A: All these sorts of issues are actually vital. Phoenix, Las Vegas and Los Angeles and different locations are going to have to do that as a result of as temperatures get hotter and warmer, they’re past the realm of what people can tolerate.
Just a few weeks in the past, I used to be speaking to a metropolis official in Houston. He was saying that throughout the summer season, they’re serious about having to shift all building tasks to nighttime as a result of it’s simply too sizzling for employees to be exterior throughout the day anymore.
Q: Is there a grand technical answer?
A: The commonest thought when folks discuss geo-engineering is the thought of utilizing high-altitude plane to place small particles of sulfur or another ingredient into the sky, mainly mimicking volcanoes. Volcanoes spew sulfate particles into the stratosphere and people particles act as reflectors, cooling areas.

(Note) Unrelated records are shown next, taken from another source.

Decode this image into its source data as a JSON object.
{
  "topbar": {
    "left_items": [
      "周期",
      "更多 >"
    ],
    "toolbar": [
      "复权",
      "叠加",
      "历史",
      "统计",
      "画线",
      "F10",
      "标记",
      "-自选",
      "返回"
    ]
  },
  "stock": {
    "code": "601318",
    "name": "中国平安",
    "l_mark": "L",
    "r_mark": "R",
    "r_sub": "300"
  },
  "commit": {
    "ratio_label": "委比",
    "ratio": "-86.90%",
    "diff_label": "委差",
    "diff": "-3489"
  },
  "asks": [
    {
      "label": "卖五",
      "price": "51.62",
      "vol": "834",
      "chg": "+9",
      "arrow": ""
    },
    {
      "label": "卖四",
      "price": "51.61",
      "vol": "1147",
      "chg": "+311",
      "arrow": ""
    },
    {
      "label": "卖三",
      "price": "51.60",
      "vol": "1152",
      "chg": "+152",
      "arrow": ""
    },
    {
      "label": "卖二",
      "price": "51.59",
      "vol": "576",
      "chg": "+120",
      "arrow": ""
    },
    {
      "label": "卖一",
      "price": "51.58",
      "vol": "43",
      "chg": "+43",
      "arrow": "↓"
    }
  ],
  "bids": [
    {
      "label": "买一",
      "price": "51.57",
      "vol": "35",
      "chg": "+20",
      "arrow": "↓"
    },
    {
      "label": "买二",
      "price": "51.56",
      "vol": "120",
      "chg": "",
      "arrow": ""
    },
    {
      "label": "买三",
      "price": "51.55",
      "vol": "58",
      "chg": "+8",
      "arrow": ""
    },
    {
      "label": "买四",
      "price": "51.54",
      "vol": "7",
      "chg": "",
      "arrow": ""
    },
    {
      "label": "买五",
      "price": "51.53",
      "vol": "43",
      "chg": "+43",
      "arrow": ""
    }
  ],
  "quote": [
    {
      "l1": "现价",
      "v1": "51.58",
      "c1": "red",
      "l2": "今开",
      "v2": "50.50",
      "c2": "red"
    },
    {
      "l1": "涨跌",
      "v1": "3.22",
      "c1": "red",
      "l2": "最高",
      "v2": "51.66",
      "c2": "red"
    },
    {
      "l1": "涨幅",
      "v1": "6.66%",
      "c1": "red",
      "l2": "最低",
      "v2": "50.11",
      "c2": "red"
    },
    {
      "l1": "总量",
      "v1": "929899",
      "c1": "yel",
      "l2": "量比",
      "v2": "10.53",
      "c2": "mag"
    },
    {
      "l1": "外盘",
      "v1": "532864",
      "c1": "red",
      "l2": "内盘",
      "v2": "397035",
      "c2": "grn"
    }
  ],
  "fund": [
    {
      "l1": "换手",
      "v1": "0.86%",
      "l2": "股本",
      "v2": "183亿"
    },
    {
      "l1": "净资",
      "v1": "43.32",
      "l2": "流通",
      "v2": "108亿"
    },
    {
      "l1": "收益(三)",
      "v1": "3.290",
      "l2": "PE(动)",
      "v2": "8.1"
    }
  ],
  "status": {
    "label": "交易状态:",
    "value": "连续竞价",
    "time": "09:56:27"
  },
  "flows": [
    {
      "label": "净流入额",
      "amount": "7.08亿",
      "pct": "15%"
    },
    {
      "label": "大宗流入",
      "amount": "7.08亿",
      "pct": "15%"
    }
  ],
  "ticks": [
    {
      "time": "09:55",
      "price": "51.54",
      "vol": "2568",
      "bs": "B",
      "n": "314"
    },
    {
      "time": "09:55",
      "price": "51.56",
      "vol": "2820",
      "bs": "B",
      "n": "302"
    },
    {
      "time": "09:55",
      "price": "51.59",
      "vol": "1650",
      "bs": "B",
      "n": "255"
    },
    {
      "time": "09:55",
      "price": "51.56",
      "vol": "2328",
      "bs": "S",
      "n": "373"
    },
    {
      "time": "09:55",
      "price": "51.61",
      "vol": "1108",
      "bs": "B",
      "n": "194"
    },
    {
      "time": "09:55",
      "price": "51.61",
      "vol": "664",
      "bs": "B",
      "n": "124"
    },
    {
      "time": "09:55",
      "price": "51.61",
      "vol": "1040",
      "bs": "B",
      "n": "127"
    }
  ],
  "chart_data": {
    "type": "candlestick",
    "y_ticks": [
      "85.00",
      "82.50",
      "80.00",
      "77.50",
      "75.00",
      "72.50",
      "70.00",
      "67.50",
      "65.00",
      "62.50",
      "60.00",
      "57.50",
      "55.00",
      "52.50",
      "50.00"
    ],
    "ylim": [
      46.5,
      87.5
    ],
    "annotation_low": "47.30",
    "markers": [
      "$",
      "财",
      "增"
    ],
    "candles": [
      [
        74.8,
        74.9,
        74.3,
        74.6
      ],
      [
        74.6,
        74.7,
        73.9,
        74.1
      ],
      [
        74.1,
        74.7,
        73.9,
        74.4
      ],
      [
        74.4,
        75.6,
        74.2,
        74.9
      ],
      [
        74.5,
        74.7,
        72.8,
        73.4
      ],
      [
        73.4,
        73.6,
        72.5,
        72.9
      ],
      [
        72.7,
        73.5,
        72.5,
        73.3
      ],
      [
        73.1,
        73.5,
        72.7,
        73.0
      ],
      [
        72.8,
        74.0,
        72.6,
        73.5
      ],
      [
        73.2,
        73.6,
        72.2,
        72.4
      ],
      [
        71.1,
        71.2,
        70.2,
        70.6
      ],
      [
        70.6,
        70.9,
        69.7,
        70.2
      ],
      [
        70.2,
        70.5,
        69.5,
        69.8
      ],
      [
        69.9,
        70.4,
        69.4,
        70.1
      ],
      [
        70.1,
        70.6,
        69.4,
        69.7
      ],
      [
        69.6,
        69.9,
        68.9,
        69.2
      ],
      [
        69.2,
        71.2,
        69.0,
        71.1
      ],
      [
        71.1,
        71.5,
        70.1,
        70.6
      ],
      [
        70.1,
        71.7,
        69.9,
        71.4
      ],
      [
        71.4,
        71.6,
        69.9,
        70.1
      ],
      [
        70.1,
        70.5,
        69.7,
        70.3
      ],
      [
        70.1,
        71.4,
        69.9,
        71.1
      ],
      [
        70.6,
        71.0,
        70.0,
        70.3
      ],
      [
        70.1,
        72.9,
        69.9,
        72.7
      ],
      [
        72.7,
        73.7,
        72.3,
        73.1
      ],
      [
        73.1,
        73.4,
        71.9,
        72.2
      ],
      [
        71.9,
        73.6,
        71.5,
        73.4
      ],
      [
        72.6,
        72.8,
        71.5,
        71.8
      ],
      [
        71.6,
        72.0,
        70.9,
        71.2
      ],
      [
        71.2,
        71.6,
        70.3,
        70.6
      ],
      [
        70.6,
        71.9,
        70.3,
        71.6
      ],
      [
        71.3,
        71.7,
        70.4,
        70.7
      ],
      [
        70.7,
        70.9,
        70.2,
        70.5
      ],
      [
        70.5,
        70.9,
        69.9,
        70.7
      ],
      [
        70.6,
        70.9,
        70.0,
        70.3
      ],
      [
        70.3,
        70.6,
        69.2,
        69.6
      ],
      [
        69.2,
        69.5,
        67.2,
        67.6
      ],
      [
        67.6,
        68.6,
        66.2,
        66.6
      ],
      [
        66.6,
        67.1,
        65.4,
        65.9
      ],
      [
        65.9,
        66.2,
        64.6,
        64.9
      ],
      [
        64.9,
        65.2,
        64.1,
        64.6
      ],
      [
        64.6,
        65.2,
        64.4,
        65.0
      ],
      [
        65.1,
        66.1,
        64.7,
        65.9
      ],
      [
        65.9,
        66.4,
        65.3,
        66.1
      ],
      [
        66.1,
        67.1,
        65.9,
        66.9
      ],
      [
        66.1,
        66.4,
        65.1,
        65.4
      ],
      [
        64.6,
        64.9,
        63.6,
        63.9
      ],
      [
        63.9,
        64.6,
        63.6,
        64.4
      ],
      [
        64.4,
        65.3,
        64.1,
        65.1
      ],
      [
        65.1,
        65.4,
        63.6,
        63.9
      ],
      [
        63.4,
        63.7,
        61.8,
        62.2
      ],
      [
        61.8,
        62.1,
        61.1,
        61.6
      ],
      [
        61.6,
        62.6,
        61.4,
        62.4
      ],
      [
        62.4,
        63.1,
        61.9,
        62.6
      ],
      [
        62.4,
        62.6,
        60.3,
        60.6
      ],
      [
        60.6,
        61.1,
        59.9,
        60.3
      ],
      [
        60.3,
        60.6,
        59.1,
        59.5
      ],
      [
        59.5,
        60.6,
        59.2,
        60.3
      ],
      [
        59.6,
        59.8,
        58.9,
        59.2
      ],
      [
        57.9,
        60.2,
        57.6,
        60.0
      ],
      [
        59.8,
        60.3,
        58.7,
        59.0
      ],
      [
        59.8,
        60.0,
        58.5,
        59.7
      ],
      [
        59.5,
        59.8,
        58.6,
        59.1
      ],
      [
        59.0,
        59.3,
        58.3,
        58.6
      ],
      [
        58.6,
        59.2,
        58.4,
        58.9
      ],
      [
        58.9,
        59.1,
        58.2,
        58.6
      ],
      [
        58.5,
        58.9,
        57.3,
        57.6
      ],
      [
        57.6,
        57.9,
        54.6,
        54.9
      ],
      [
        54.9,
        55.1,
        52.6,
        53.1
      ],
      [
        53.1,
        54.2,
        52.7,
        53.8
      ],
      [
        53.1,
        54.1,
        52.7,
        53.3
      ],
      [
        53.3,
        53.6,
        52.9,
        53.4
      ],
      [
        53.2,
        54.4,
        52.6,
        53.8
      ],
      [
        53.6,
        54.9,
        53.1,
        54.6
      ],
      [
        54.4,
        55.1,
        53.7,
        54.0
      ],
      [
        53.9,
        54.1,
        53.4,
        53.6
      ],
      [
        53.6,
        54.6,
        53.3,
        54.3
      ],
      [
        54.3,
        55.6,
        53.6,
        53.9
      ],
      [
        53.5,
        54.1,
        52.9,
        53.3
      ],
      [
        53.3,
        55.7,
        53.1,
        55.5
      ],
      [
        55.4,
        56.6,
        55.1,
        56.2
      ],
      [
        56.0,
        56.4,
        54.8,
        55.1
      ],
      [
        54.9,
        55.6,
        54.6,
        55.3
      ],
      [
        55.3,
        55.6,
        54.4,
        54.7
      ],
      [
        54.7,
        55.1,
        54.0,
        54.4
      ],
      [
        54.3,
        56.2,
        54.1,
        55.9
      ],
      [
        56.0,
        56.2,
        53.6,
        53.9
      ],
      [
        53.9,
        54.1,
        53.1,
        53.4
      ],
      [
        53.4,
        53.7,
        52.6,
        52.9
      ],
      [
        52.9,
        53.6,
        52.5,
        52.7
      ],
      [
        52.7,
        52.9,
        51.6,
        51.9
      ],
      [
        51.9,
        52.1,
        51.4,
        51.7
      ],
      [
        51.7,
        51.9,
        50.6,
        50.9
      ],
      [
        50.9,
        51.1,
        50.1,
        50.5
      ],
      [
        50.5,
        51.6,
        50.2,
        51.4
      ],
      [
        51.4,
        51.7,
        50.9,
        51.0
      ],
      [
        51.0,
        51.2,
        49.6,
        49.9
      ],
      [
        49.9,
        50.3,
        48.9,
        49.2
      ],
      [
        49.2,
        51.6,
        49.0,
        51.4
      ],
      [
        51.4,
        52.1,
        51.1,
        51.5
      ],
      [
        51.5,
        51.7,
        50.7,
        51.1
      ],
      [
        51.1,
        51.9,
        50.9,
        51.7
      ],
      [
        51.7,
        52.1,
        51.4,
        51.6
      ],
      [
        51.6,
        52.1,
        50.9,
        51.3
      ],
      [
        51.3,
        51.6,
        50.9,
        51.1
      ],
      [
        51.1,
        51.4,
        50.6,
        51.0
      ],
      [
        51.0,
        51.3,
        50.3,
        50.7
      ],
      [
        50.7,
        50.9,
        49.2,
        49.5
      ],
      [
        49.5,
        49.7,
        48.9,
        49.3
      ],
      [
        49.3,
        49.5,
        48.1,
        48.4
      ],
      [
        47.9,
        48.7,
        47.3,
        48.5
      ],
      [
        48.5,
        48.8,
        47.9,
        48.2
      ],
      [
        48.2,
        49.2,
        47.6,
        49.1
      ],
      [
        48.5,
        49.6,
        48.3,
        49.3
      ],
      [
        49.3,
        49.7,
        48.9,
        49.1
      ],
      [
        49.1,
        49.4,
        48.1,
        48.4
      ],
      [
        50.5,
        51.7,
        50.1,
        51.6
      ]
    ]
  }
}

However it’s a really harmful, sophisticated thought. There’s a possible for all types of sudden penalties. I feel there are going to be monumental political battles about this.
Q: Any remaining ideas?
A: No matter your views are about local weather change and the supply of this warming, it’s taking place, and it’s taking place quick. We have to get good in regards to the implications of dwelling with excessive warmth as a result of we’re going to be doing it whether or not we prefer it or not, for our personal welfare and for our family members.
Place: Contributing editor, Rolling Stone journal; Senior Fellow on the Atlantic Council and a 2020 Guggenheim Fellow
Hometown: Palo Alto, Calif.
Residence: Austin, Texas
Schooling: B.A., English, UC Berkeley (1984); M.F.A., Columbia College (1990)
5 details about Jeff Goodell
- He has written about local weather change and different environmental points for the previous 20 years
- He has revealed seven books, together with Sunnyvale (2000) a memoir about rising up in Silicon Valley.
- He has appeared on NPR, MSNBC, CNN, CNBC, ABC, NBC, Fox, and The Oprah Winfrey Present to debate local weather and power points.
- Within the Eighties, he labored as a technical author at Apple in Cupertino.
- His spouse, Simone Wicha, is the director of the Blanton Museum of Artwork on the College of Texas.